=== DESCRIPTION OF THE TASK ===
Set down every entry once more, exactly as it appears.

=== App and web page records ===
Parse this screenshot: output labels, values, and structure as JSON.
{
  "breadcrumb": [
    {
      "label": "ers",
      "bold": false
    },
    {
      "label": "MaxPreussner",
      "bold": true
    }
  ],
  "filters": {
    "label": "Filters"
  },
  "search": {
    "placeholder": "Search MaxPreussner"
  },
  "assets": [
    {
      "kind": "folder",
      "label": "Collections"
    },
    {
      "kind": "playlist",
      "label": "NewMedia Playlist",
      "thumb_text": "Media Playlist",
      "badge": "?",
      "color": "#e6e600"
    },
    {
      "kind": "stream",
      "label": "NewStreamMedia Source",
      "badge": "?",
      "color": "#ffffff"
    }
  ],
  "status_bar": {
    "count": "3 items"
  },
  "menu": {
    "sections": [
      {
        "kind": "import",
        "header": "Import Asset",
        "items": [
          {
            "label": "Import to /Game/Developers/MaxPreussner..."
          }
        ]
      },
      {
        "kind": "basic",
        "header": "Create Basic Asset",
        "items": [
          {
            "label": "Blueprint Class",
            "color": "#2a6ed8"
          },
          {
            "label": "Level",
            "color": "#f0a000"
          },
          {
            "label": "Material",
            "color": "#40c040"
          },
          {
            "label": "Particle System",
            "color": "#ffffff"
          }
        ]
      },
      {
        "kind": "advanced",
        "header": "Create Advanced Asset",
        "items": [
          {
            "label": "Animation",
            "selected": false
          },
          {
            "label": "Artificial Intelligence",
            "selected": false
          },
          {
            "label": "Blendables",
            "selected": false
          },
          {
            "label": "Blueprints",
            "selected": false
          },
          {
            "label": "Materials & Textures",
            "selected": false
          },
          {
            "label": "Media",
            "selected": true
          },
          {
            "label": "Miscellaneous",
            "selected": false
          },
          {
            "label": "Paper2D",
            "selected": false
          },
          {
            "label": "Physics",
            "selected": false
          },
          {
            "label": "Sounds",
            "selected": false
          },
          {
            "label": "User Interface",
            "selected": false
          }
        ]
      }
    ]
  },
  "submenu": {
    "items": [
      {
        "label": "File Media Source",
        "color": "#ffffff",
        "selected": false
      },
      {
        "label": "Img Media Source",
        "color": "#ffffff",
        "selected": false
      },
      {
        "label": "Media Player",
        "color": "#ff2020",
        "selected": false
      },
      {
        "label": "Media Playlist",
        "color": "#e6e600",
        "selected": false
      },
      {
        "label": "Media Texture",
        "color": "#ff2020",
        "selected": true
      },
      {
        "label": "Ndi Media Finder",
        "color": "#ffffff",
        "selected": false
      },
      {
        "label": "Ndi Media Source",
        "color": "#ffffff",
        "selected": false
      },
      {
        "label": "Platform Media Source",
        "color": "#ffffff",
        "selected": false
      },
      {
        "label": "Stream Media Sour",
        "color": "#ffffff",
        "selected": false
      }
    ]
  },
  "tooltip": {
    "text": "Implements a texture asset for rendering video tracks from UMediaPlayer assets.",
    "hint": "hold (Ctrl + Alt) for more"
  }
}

=== YOUR RESPONSE ===
Parse this screenshot: output labels, values, and structure as JSON.
{
  "breadcrumb": [
    {
      "label": "ers",
      "bold": false
    },
    {
      "label": "MaxPreussner",
      "bold": true
    }
  ],
  "filters": {
    "label": "Filters"
  },
  "search": {
    "placeholder": "Search MaxPreussner"
  },
  "assets": [
    {
      "kind": "folder",
      "label": "Collections"
    },
    {
      "kind": "playlist",
      "label": "NewMedia Playlist",
      "thumb_text": "Media Playlist",
      "badge": "?",
      "color": "#e6e600"
    },
    {
      "kind": "stream",
      "label": "NewStreamMedia Source",
      "badge": "?",
      "color": "#ffffff"
    }
  ],
  "status_bar": {
    "count": "3 items"
  },
  "menu": {
    "sections": [
      {
        "kind": "import",
        "header": "Import Asset",
        "items": [
          {
            "label": "Import to /Game/Developers/MaxPreussner..."
          }
        ]
      },
      {
        "kind": "basic",
        "header": "Create Basic Asset",
        "items": [
          {
            "label": "Blueprint Class",
            "color": "#2a6ed8"
          },
          {
            "label": "Level",
            "color": "#f0a000"
          },
          {
            "label": "Material",
            "color": "#40c040"
          },
          {
            "label": "Particle System",
            "color": "#ffffff"
          }
        ]
      },
      {
        "kind": "advanced",
        "header": "Create Advanced Asset",
        "items": [
          {
            "label": "Animation",
            "selected": false
          },
          {
            "label": "Artificial Intelligence",
            "selected": false
          },
          {
            "label": "Blendables",
            "selected": false
          },
          {
            "label": "Blueprints",
            "selected": false
          },
          {
            "label": "Materials & Textures",
            "selected": false
          },
          {
            "label": "Media",
            "selected": true
          },
          {
            "label": "Miscellaneous",
            "selected": false
          },
          {
            "label": "Paper2D",
            "selected": false
          },
          {
            "label": "Physics",
            "selected": false
          },
          {
            "label": "Sounds",
            "selected": false
          },
          {
            "label": "User Interface",
            "selected": false
          }
        ]
      }
    ]
  },
  "submenu": {
    "items": [
      {
        "label": "File Media Source",
        "color": "#ffffff",
        "selected": false
      },
      {
        "label": "Img Media Source",
        "color": "#ffffff",
        "selected": false
      },
      {
        "label": "Media Player",
        "color": "#ff2020",
        "selected": false
      },
      {
        "label": "Media Playlist",
        "color": "#e6e600",
        "selected": false
      },
      {
        "label": "Media Texture",
        "color": "#ff2020",
        "selected": true
      },
      {
        "label": "Ndi Media Finder",
        "color": "#ffffff",
        "selected": false
      },
      {
        "label": "Ndi Media Source",
        "color": "#ffffff",
        "selected": false
      },
      {
        "label": "Platform Media Source",
        "color": "#ffffff",
        "selected": false
      },
      {
        "label": "Stream Media Sour",
        "color": "#ffffff",
        "selected": false
      }
    ]
  },
  "tooltip": {
    "text": "Implements a texture asset for rendering video tracks from UMediaPlayer assets.",
    "hint": "hold (Ctrl + Alt) for more"
  }
}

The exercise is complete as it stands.